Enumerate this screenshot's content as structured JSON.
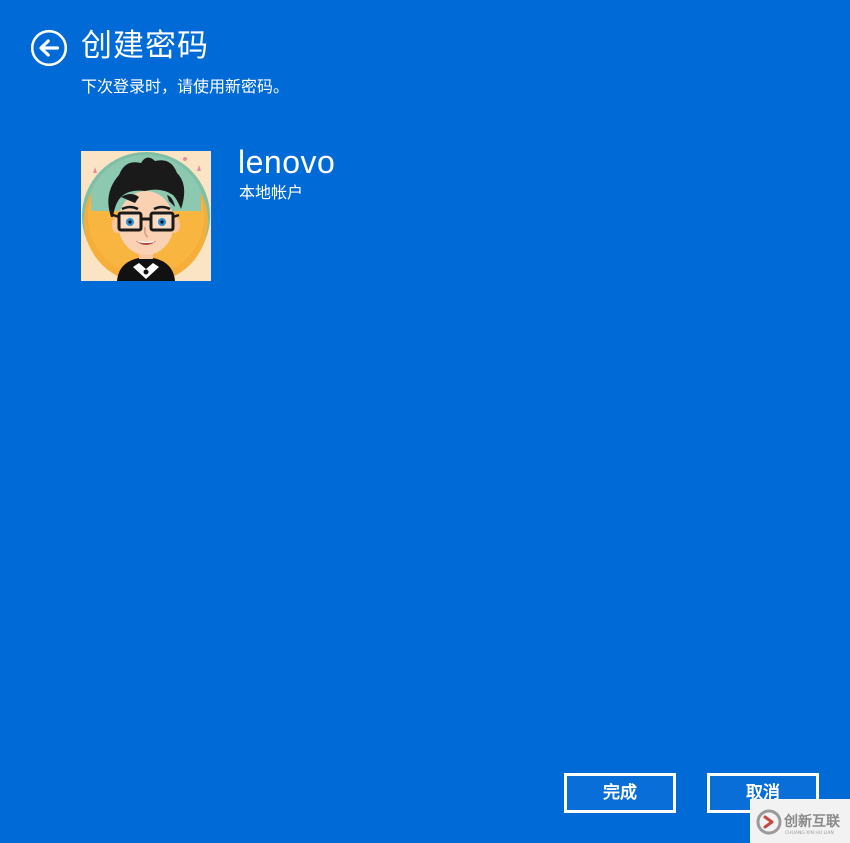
{
  "page": {
    "title": "创建密码",
    "subtitle": "下次登录时，请使用新密码。"
  },
  "header": {
    "back_icon": "back-arrow-circle-icon"
  },
  "account": {
    "name": "lenovo",
    "type": "本地帐户",
    "avatar": "cartoon-avatar-glasses"
  },
  "buttons": {
    "done_label": "完成",
    "cancel_label": "取消"
  },
  "watermark": {
    "brand": "创新互联",
    "tagline": "CHUANG XIN HU LIAN"
  },
  "colors": {
    "background": "#006ad6",
    "text": "#ffffff",
    "button_border": "#ffffff"
  }
}
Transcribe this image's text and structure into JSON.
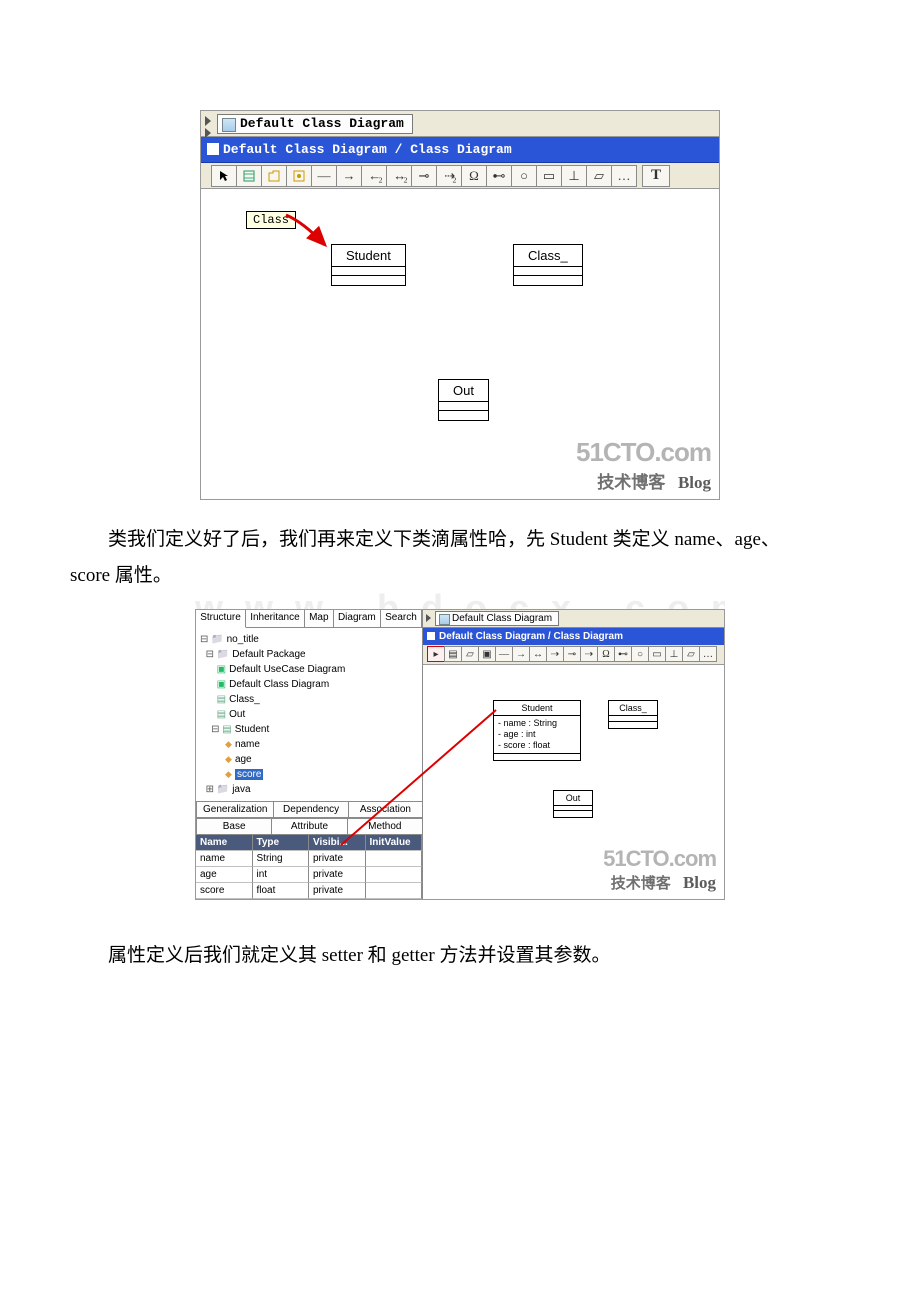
{
  "paragraphs": {
    "p1_pre": "类我们定义好了后，我们再来定义下类滴属性哈，先 ",
    "p1_mid1": "Student",
    "p1_mid2": " 类定义 ",
    "p1_mid3": "name",
    "p1_mid4": "、",
    "p1_mid5": "age",
    "p1_mid6": "、",
    "p1_end_pre": "score",
    "p1_end": " 属性。",
    "p2_pre": "属性定义后我们就定义其 ",
    "p2_mid1": "setter",
    "p2_mid2": " 和 ",
    "p2_mid3": "getter",
    "p2_end": " 方法并设置其参数。"
  },
  "shot1": {
    "tab_title": "Default Class Diagram",
    "breadcrumb": "Default Class Diagram / Class Diagram",
    "tooltip": "Class",
    "toolbar_T": "T",
    "uml": {
      "student": "Student",
      "class_": "Class_",
      "out": "Out"
    },
    "watermark": {
      "l1": "51CTO.com",
      "l2_pre": "技术博客",
      "l2_blog": "Blog"
    }
  },
  "shot2": {
    "left_tabs": [
      "Structure",
      "Inheritance",
      "Map",
      "Diagram",
      "Search"
    ],
    "tree": {
      "root": "no_title",
      "pkg": "Default Package",
      "uc": "Default UseCase Diagram",
      "cd": "Default Class Diagram",
      "c_class": "Class_",
      "c_out": "Out",
      "c_student": "Student",
      "a_name": "name",
      "a_age": "age",
      "a_score": "score",
      "java": "java"
    },
    "bottom_tabs_row1": [
      "Generalization",
      "Dependency",
      "Association"
    ],
    "bottom_tabs_row2": [
      "Base",
      "Attribute",
      "Method"
    ],
    "grid_headers": [
      "Name",
      "Type",
      "Visibi...",
      "InitValue"
    ],
    "grid_rows": [
      {
        "name": "name",
        "type": "String",
        "vis": "private",
        "init": ""
      },
      {
        "name": "age",
        "type": "int",
        "vis": "private",
        "init": ""
      },
      {
        "name": "score",
        "type": "float",
        "vis": "private",
        "init": ""
      }
    ],
    "right": {
      "tab_title": "Default Class Diagram",
      "breadcrumb": "Default Class Diagram / Class Diagram",
      "student": {
        "name": "Student",
        "attrs": [
          "- name : String",
          "- age : int",
          "- score : float"
        ]
      },
      "class_": "Class_",
      "out": "Out"
    },
    "watermark": {
      "l1": "51CTO.com",
      "l2_pre": "技术博客",
      "l2_blog": "Blog"
    }
  },
  "ghost_text": "w w w . b d o c x . c o m"
}
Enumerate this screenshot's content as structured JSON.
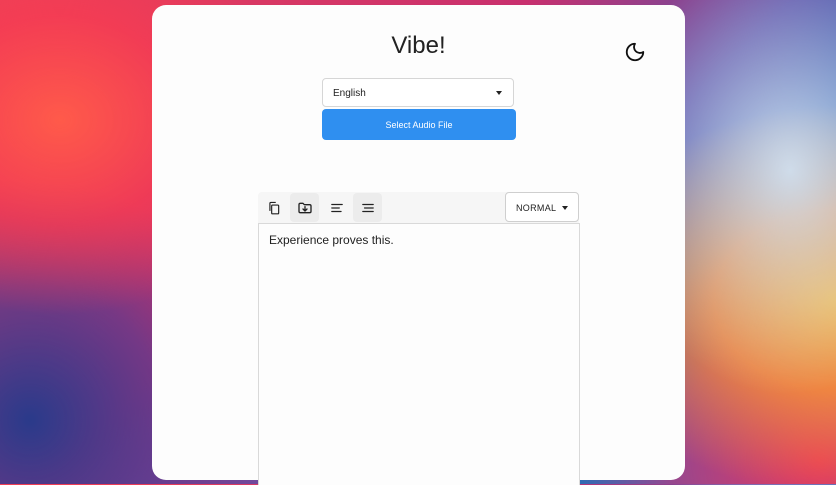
{
  "app": {
    "title": "Vibe!"
  },
  "header": {
    "theme_toggle_icon": "moon-icon"
  },
  "language": {
    "selected": "English"
  },
  "actions": {
    "select_audio_label": "Select Audio File"
  },
  "toolbar": {
    "buttons": [
      {
        "icon": "copy-icon"
      },
      {
        "icon": "download-folder-icon"
      },
      {
        "icon": "align-left-icon"
      },
      {
        "icon": "align-right-icon"
      }
    ],
    "mode": {
      "selected": "NORMAL"
    }
  },
  "editor": {
    "text": "Experience proves this."
  },
  "colors": {
    "accent": "#2f8ff0",
    "window_bg": "#fdfdfd"
  }
}
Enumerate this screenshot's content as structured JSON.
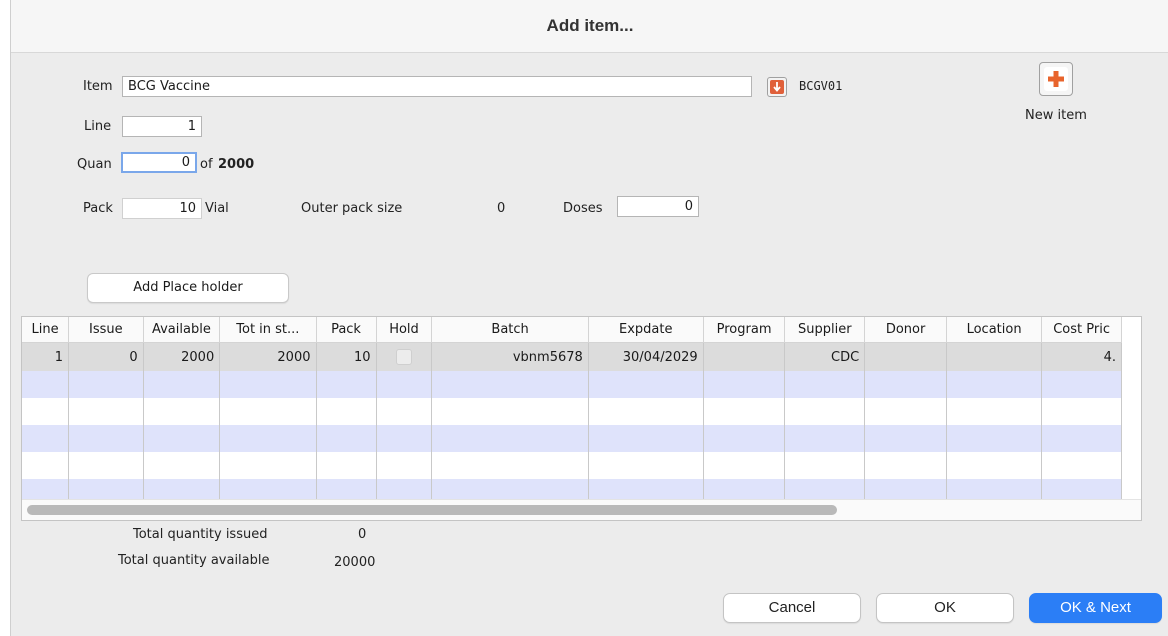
{
  "window": {
    "title": "Add item..."
  },
  "form": {
    "item_label": "Item",
    "item_value": "BCG Vaccine",
    "item_code": "BCGV01",
    "line_label": "Line",
    "line_value": "1",
    "quan_label": "Quan",
    "quan_value": "0",
    "of_label": "of",
    "of_value": "2000",
    "pack_label": "Pack",
    "pack_value": "10",
    "pack_unit": "Vial",
    "outer_pack_label": "Outer pack size",
    "outer_pack_value": "0",
    "doses_label": "Doses",
    "doses_value": "0"
  },
  "new_item": {
    "label": "New item",
    "icon": "plus-icon",
    "color": "#e8642c"
  },
  "placeholder_button": "Add Place holder",
  "table": {
    "columns": [
      "Line",
      "Issue",
      "Available",
      "Tot in st...",
      "Pack",
      "Hold",
      "Batch",
      "Expdate",
      "Program",
      "Supplier",
      "Donor",
      "Location",
      "Cost Pric"
    ],
    "rows": [
      {
        "line": "1",
        "issue": "0",
        "available": "2000",
        "tot_in_stock": "2000",
        "pack": "10",
        "hold": false,
        "batch": "vbnm5678",
        "expdate": "30/04/2029",
        "program": "",
        "supplier": "CDC",
        "donor": "",
        "location": "",
        "cost_price": "4."
      }
    ]
  },
  "totals": {
    "issued_label": "Total quantity issued",
    "issued_value": "0",
    "available_label": "Total quantity available",
    "available_value": "20000"
  },
  "buttons": {
    "cancel": "Cancel",
    "ok": "OK",
    "ok_next": "OK & Next"
  },
  "colors": {
    "accent": "#2b7ef6",
    "row_stripe": "#dfe3fb",
    "selected_row": "#dcdcdc"
  }
}
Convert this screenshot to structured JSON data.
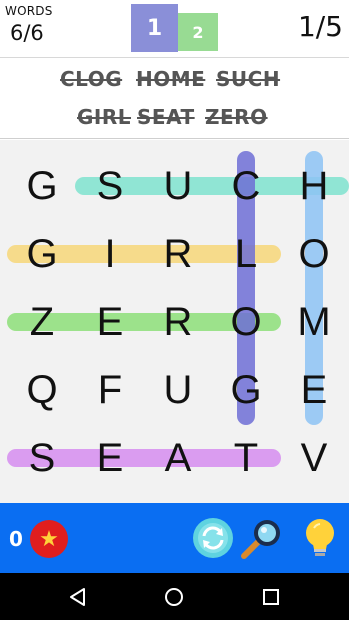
{
  "header": {
    "words_label": "WORDS",
    "words_count": "6/6",
    "pages": [
      "1",
      "2"
    ],
    "level": "1/5"
  },
  "word_list": [
    "CLOG",
    "HOME",
    "SUCH",
    "GIRL",
    "SEAT",
    "ZERO"
  ],
  "grid": {
    "rows": [
      [
        "G",
        "S",
        "U",
        "C",
        "H"
      ],
      [
        "G",
        "I",
        "R",
        "L",
        "O"
      ],
      [
        "Z",
        "E",
        "R",
        "O",
        "M"
      ],
      [
        "Q",
        "F",
        "U",
        "G",
        "E"
      ],
      [
        "S",
        "E",
        "A",
        "T",
        "V"
      ]
    ]
  },
  "found_words": [
    {
      "word": "SUCH",
      "from": [
        0,
        1
      ],
      "to": [
        0,
        4
      ],
      "color": "#7fe3cf"
    },
    {
      "word": "GIRL",
      "from": [
        1,
        0
      ],
      "to": [
        1,
        3
      ],
      "color": "#f7d77a"
    },
    {
      "word": "ZERO",
      "from": [
        2,
        0
      ],
      "to": [
        2,
        3
      ],
      "color": "#8ee07a"
    },
    {
      "word": "CLOG",
      "from": [
        0,
        3
      ],
      "to": [
        3,
        3
      ],
      "color": "#6f6fd6"
    },
    {
      "word": "HOME",
      "from": [
        0,
        4
      ],
      "to": [
        3,
        4
      ],
      "color": "#8ec4f5"
    },
    {
      "word": "SEAT",
      "from": [
        4,
        0
      ],
      "to": [
        4,
        3
      ],
      "color": "#d68ef0"
    }
  ],
  "toolbar": {
    "coins": "0",
    "icons": [
      "star-icon",
      "shuffle-icon",
      "magnifier-icon",
      "lightbulb-icon"
    ]
  },
  "colors": {
    "toolbar_bg": "#0a6ef2",
    "page_active": "#8a8fd8",
    "page_next": "#98db93"
  }
}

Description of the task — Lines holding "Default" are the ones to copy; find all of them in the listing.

Exercise answer —
    "tab_title": "Default Class Diagram",
    "breadcrumb": "Default Class Diagram / Class Diagram",
      "pkg": "Default Package",
      "uc": "Default UseCase Diagram",
      "cd": "Default Class Diagram",
      "tab_title": "Default Class Diagram",
      "breadcrumb": "Default Class Diagram / Class Diagram",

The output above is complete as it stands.